If your healthcare provider thinks you may have non-Hodgkin lymphoma, you will need certain exams and tests done to be sure. Diagnosing non-Hodgkin lymphoma starts with your healthcare provider asking you questions. You will be asked about your health history, your symptoms, risk factors, and family history of disease. Your healthcare provider will also do a physical exam to look for swollen lymph nodes and signs of infection.
A biopsy is done by taking out a tiny piece of tissue (called a sample) so it can be checked for cancer cells. A biopsy is the only sure way to know if you have non-Hodgkin lymphoma.
For a biopsy, the doctor removes a tissue sample from the swollen lymph nodes. The sample is sent to a lab. There, a doctor called a pathologist tests it for cancer cells. Several types of biopsies can be done to look for non-Hodgkin lymphoma.
The different types of biopsies include:
Excisional or incisional biopsy. This is the most common type of biopsy used to diagnose non-Hodgkin lymphoma. For an excisional biopsy, a surgeon cuts through your skin to take out a whole lymph node. For an incisional biopsy, the surgeon also cuts your skin, but takes out only part of the lymph node or tumor. If the lymph node is right under your skin, you may be given medicine to numb the area first. To remove deeper nodes, medicines may be used to make you sleep through the procedure. This kind of biopsy almost always gives the pathologist enough tissue to make a diagnosis.
Fine needle aspiration (FNA) or core needle biopsy. For this type of biopsy, a hollow needle is put through your skin and into the swollen lymph node. Then a syringe is used to pull some tissue into the needle. For FNA, the doctor uses a very thin needle. For core needle, the doctor uses a wider needle. This can take out more tissue. If the tumor is deep inside your body, the surgeon may use an ultrasound or CT scan to see inside your body and guide the needle to the right place. Needle biopsies mean no surgery. But they don’t always remove enough tissue for a definite diagnosis. Because of this, they aren't often used to diagnose non-Hodgkin lymphoma. But hey can help to check for other problems, such as an infection in the lymph nodes.
A pathologist can often see if a person has non-Hodgkin lymphoma by using a microscope to look at the cells taken with the biopsy. But in many cases, other types of lab tests may be needed. The tests help to:
Make sure the diagnosis is correct
Show the type of lymphoma
This information helps the doctor decide on the best treatment plan for you.
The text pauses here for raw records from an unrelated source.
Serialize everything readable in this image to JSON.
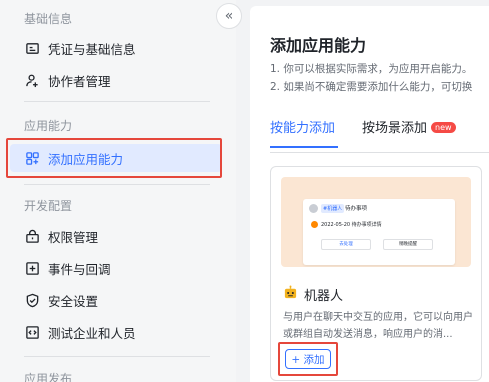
{
  "sidebar": {
    "groups": [
      {
        "title": "基础信息",
        "items": [
          {
            "label": "凭证与基础信息",
            "icon": "credential-icon"
          },
          {
            "label": "协作者管理",
            "icon": "user-add-icon"
          }
        ]
      },
      {
        "title": "应用能力",
        "items": [
          {
            "label": "添加应用能力",
            "icon": "add-capability-icon",
            "active": true
          }
        ]
      },
      {
        "title": "开发配置",
        "items": [
          {
            "label": "权限管理",
            "icon": "permission-icon"
          },
          {
            "label": "事件与回调",
            "icon": "event-icon"
          },
          {
            "label": "安全设置",
            "icon": "shield-icon"
          },
          {
            "label": "测试企业和人员",
            "icon": "code-icon"
          }
        ]
      },
      {
        "title": "应用发布",
        "items": []
      }
    ],
    "collapse_glyph": "«"
  },
  "main": {
    "title": "添加应用能力",
    "desc_line1": "1. 你可以根据实际需求，为应用开启能力。",
    "desc_line2": "2. 如果尚不确定需要添加什么能力，可切换",
    "tabs": [
      {
        "label": "按能力添加",
        "active": true
      },
      {
        "label": "按场景添加",
        "badge": "new"
      }
    ],
    "card": {
      "preview": {
        "tag": "#机器人",
        "name": "待办事项",
        "line": "2022-05-20 待办事项详情",
        "btn_left": "去处理",
        "btn_right": "稍晚提醒"
      },
      "title": "机器人",
      "description": "与用户在聊天中交互的应用，它可以向用户或群组自动发送消息，响应用户的消...",
      "add_label": "+ 添加"
    }
  },
  "colors": {
    "accent": "#3370ff",
    "highlight": "#e5473b",
    "badge": "#f54a45",
    "preview_bg": "#fbe6d3"
  }
}
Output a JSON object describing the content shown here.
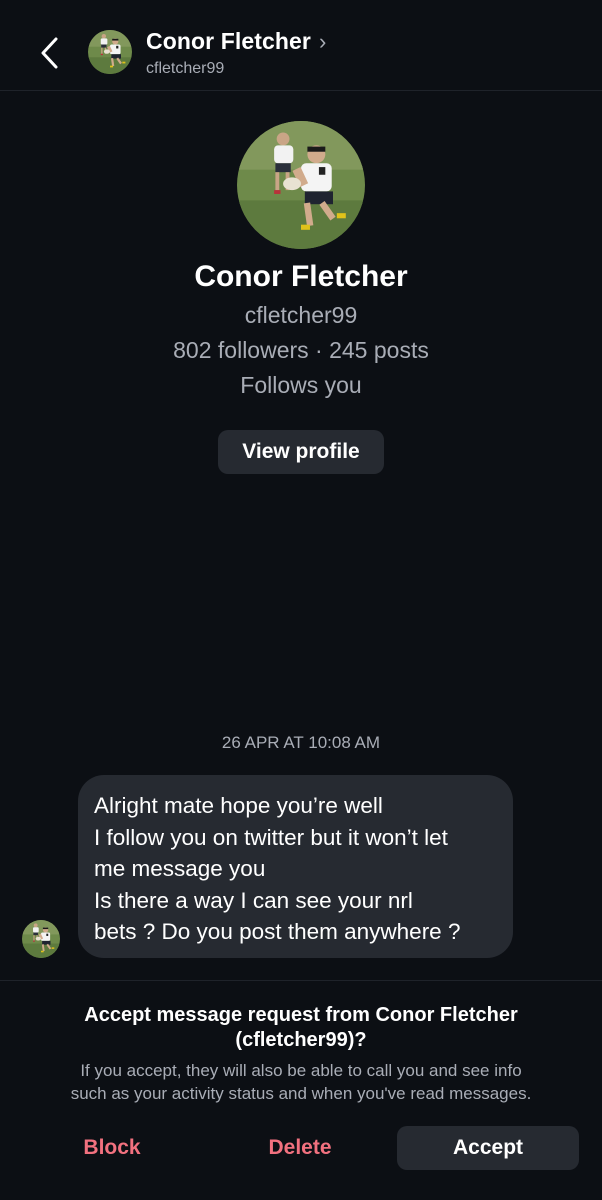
{
  "header": {
    "name": "Conor Fletcher",
    "chevron": "›",
    "username": "cfletcher99",
    "back_icon": "chevron-left-icon"
  },
  "profile": {
    "name": "Conor Fletcher",
    "username": "cfletcher99",
    "stats": "802 followers · 245 posts",
    "relationship": "Follows you",
    "view_profile_label": "View profile"
  },
  "conversation": {
    "timestamp": "26 APR AT 10:08 AM",
    "message_lines": [
      "Alright mate hope you’re well",
      "I follow you on twitter but it won’t let",
      "me message you",
      "Is there a way I can see your nrl",
      "bets ? Do you post them anywhere ?"
    ]
  },
  "request": {
    "title_line1": "Accept message request from Conor Fletcher",
    "title_line2": "(cfletcher99)?",
    "desc_line1": "If you accept, they will also be able to call you and see info",
    "desc_line2": "such as your activity status and when you've read messages.",
    "block_label": "Block",
    "delete_label": "Delete",
    "accept_label": "Accept"
  },
  "colors": {
    "background": "#0c0f14",
    "surface": "#262a31",
    "muted_text": "#a9adb6",
    "destructive": "#f2717f"
  }
}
It also helps give a sense of your likely outcomes (prognosis).
Biopsy samples may be tested with:
Immunohistochemistry. This test can help show different types of non-Hodgkin lymphoma. For this test, part of the biopsy sample is treated with special antibodies that attach to proteins on the lymphoma cells. This causes color changes that can be seen under a microscope.
Flow cytometry. This is another test that can help tell the type of non-Hodgkin lymphoma. It looks at more cells than immunohistochemistry. It uses a special machine to see the types of proteins on the outside of the cancer cells. This helps classify the type of lymphoma.
Cytogenetic analysis. The removed cells are grown in a lab. After about 2 to 3 weeks, a pathologist looks at a cell’s chromosomes (pieces of DNA) under a microscope. Some lymphomas have certain chromosome changes that help classify them.
Molecular genetic tests. These tests may also be used to look for chromosome changes at a more detailed genetic or molecular level. They often take less time than cytogenetic tests, so many doctors prefer to use them. These tests include:
FISH (fluorescent in situ hybridization). This test uses special fluorescent dyes that only link to certain parts of chromosomes. FISH can find most chromosome changes that can be seen with standard cytogenetic tests. But it can also find some changes too small to be seen with cytogenetic testing. It's very accurate and only takes a few days.
PCR (polymerase chain reaction). This is a very sensitive DNA test. It can also find some chromosome changes too small to be seen under a microscope. It can do this even if there are very few lymphoma cells in a sample.
Talk with your healthcare provider about how and when you will get your test results. Your provider will also talk with you about other tests that may be needed if non-Hodgkin lymphoma is found. Make sure you understand the results and what happens next.